→ Goal of the exercise
When you copy the data, keep every word exactly as it is and leave the pictures out.

→ Dataset extract
***

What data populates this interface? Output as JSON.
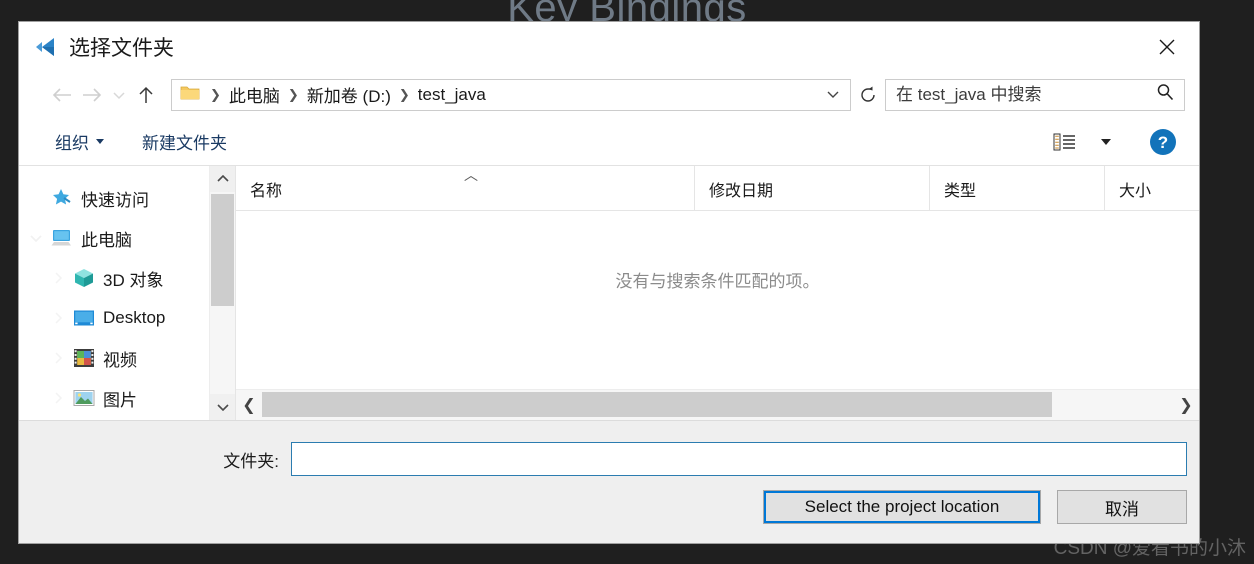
{
  "backdrop": {
    "title": "Key Bindings",
    "watermark": "CSDN @爱看书的小沐",
    "bg_color": "#1f1f1f"
  },
  "dialog": {
    "title": "选择文件夹",
    "app_icon": "vscode-icon",
    "close_icon": "close-icon"
  },
  "navbar": {
    "back_icon": "arrow-left-icon",
    "forward_icon": "arrow-right-icon",
    "recent_icon": "chevron-down-icon",
    "up_icon": "arrow-up-icon",
    "refresh_icon": "refresh-icon",
    "folder_icon": "folder-icon",
    "dropdown_icon": "chevron-down-icon",
    "separator": "❯",
    "breadcrumbs": [
      {
        "label": "此电脑"
      },
      {
        "label": "新加卷 (D:)"
      },
      {
        "label": "test_java"
      }
    ]
  },
  "search": {
    "placeholder": "在 test_java 中搜索",
    "value": "",
    "icon": "search-icon"
  },
  "toolbar": {
    "organize_label": "组织",
    "new_folder_label": "新建文件夹",
    "view_options_icon": "view-options-icon",
    "view_caret_icon": "caret-down-icon",
    "help_icon": "help-icon",
    "accent_color": "#1a3a63"
  },
  "tree": {
    "items": [
      {
        "label": "快速访问",
        "icon": "star-pin-icon",
        "indent": 0,
        "chevron": "none"
      },
      {
        "label": "此电脑",
        "icon": "this-pc-icon",
        "indent": 0,
        "chevron": "expanded"
      },
      {
        "label": "3D 对象",
        "icon": "3d-objects-icon",
        "indent": 1,
        "chevron": "collapsed"
      },
      {
        "label": "Desktop",
        "icon": "desktop-icon",
        "indent": 1,
        "chevron": "collapsed"
      },
      {
        "label": "视频",
        "icon": "videos-icon",
        "indent": 1,
        "chevron": "collapsed"
      },
      {
        "label": "图片",
        "icon": "pictures-icon",
        "indent": 1,
        "chevron": "collapsed"
      }
    ],
    "scrollbar": {
      "up_icon": "chevron-up-icon",
      "down_icon": "chevron-down-icon"
    }
  },
  "filelist": {
    "columns": [
      {
        "label": "名称",
        "sorted": "asc"
      },
      {
        "label": "修改日期",
        "sorted": ""
      },
      {
        "label": "类型",
        "sorted": ""
      },
      {
        "label": "大小",
        "sorted": ""
      }
    ],
    "sort_caret": "︿",
    "empty_message": "没有与搜索条件匹配的项。",
    "rows": [],
    "hscroll": {
      "left_icon": "chevron-left-icon",
      "right_icon": "chevron-right-icon"
    }
  },
  "footer": {
    "folder_label": "文件夹:",
    "folder_value": "",
    "folder_placeholder": "",
    "select_button": "Select the project location",
    "cancel_button": "取消",
    "focus_color": "#0078d7"
  }
}
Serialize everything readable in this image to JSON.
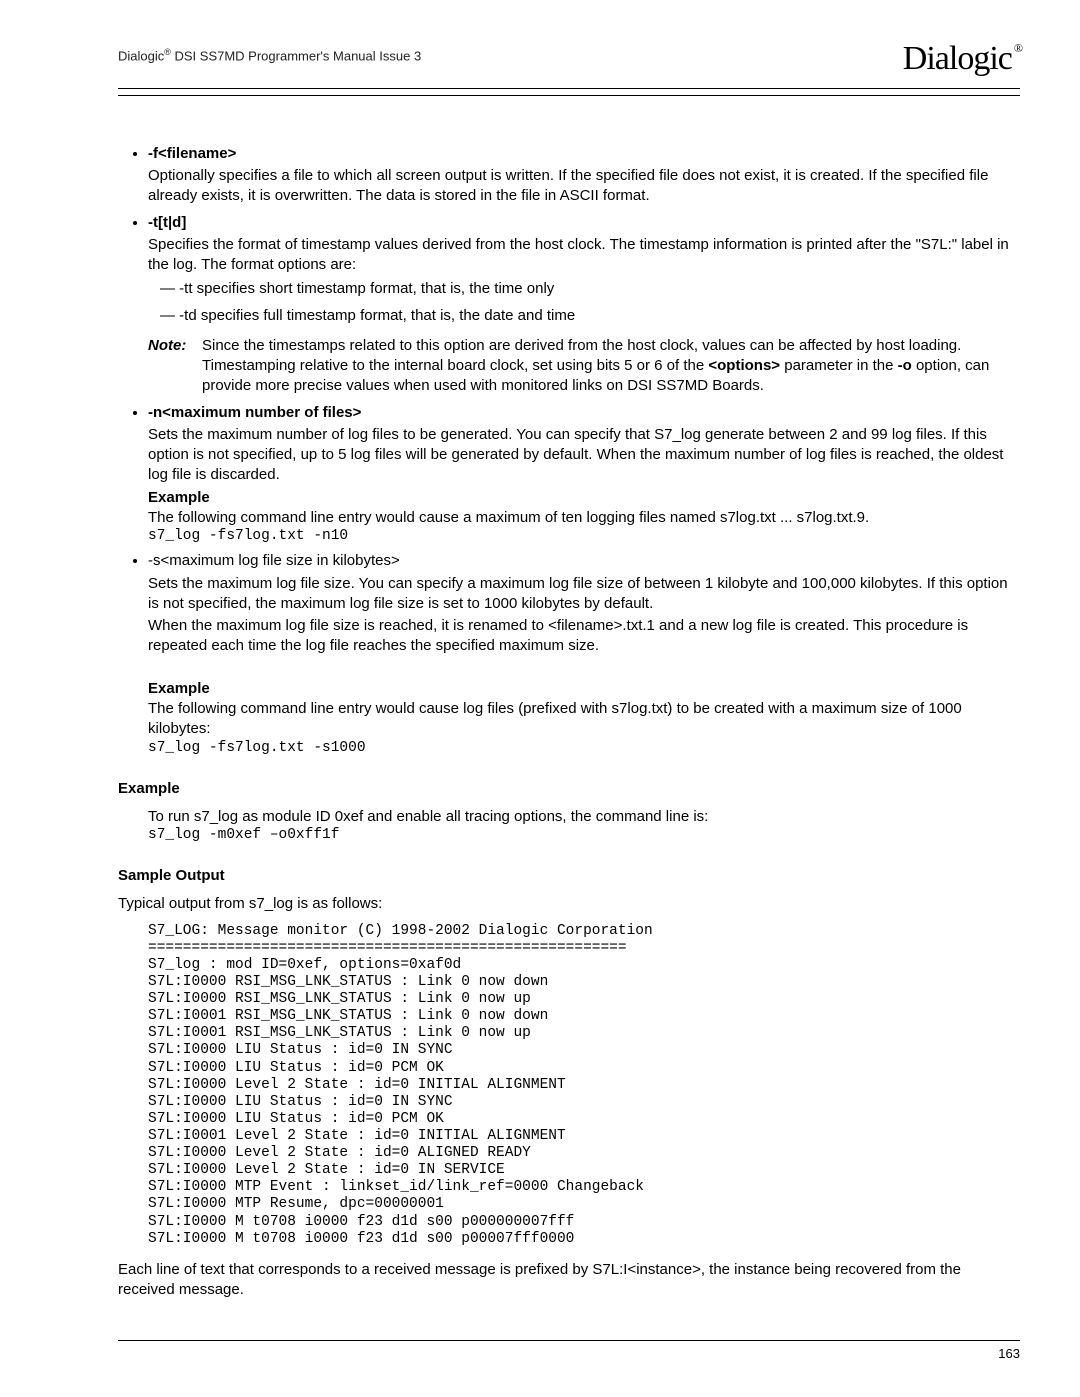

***

→ Response area
What data populates this interface? Output as JSON.
{
  "backdrop": {
    "title": "Key Bindings",
    "watermark": "CSDN @爱看书的小沐",
    "bg_color": "#1f1f1f"
  },
  "dialog": {
    "title": "选择文件夹",
    "app_icon": "vscode-icon",
    "close_icon": "close-icon"
  },
  "navbar": {
    "back_icon": "arrow-left-icon",
    "forward_icon": "arrow-right-icon",
    "recent_icon": "chevron-down-icon",
    "up_icon": "arrow-up-icon",
    "refresh_icon": "refresh-icon",
    "folder_icon": "folder-icon",
    "dropdown_icon": "chevron-down-icon",
    "separator": "❯",
    "breadcrumbs": [
      {
        "label": "此电脑"
      },
      {
        "label": "新加卷 (D:)"
      },
      {
        "label": "test_java"
      }
    ]
  },
  "search": {
    "placeholder": "在 test_java 中搜索",
    "value": "",
    "icon": "search-icon"
  },
  "toolbar": {
    "organize_label": "组织",
    "new_folder_label": "新建文件夹",
    "view_options_icon": "view-options-icon",
    "view_caret_icon": "caret-down-icon",
    "help_icon": "help-icon",
    "accent_color": "#1a3a63"
  },
  "tree": {
    "items": [
      {
        "label": "快速访问",
        "icon": "star-pin-icon",
        "indent": 0,
        "chevron": "none"
      },
      {
        "label": "此电脑",
        "icon": "this-pc-icon",
        "indent": 0,
        "chevron": "expanded"
      },
      {
        "label": "3D 对象",
        "icon": "3d-objects-icon",
        "indent": 1,
        "chevron": "collapsed"
      },
      {
        "label": "Desktop",
        "icon": "desktop-icon",
        "indent": 1,
        "chevron": "collapsed"
      },
      {
        "label": "视频",
        "icon": "videos-icon",
        "indent": 1,
        "chevron": "collapsed"
      },
      {
        "label": "图片",
        "icon": "pictures-icon",
        "indent": 1,
        "chevron": "collapsed"
      }
    ],
    "scrollbar": {
      "up_icon": "chevron-up-icon",
      "down_icon": "chevron-down-icon"
    }
  },
  "filelist": {
    "columns": [
      {
        "label": "名称",
        "sorted": "asc"
      },
      {
        "label": "修改日期",
        "sorted": ""
      },
      {
        "label": "类型",
        "sorted": ""
      },
      {
        "label": "大小",
        "sorted": ""
      }
    ],
    "sort_caret": "︿",
    "empty_message": "没有与搜索条件匹配的项。",
    "rows": [],
    "hscroll": {
      "left_icon": "chevron-left-icon",
      "right_icon": "chevron-right-icon"
    }
  },
  "footer": {
    "folder_label": "文件夹:",
    "folder_value": "",
    "folder_placeholder": "",
    "select_button": "Select the project location",
    "cancel_button": "取消",
    "focus_color": "#0078d7"
  }
}
Serialize everything readable in this image to JSON.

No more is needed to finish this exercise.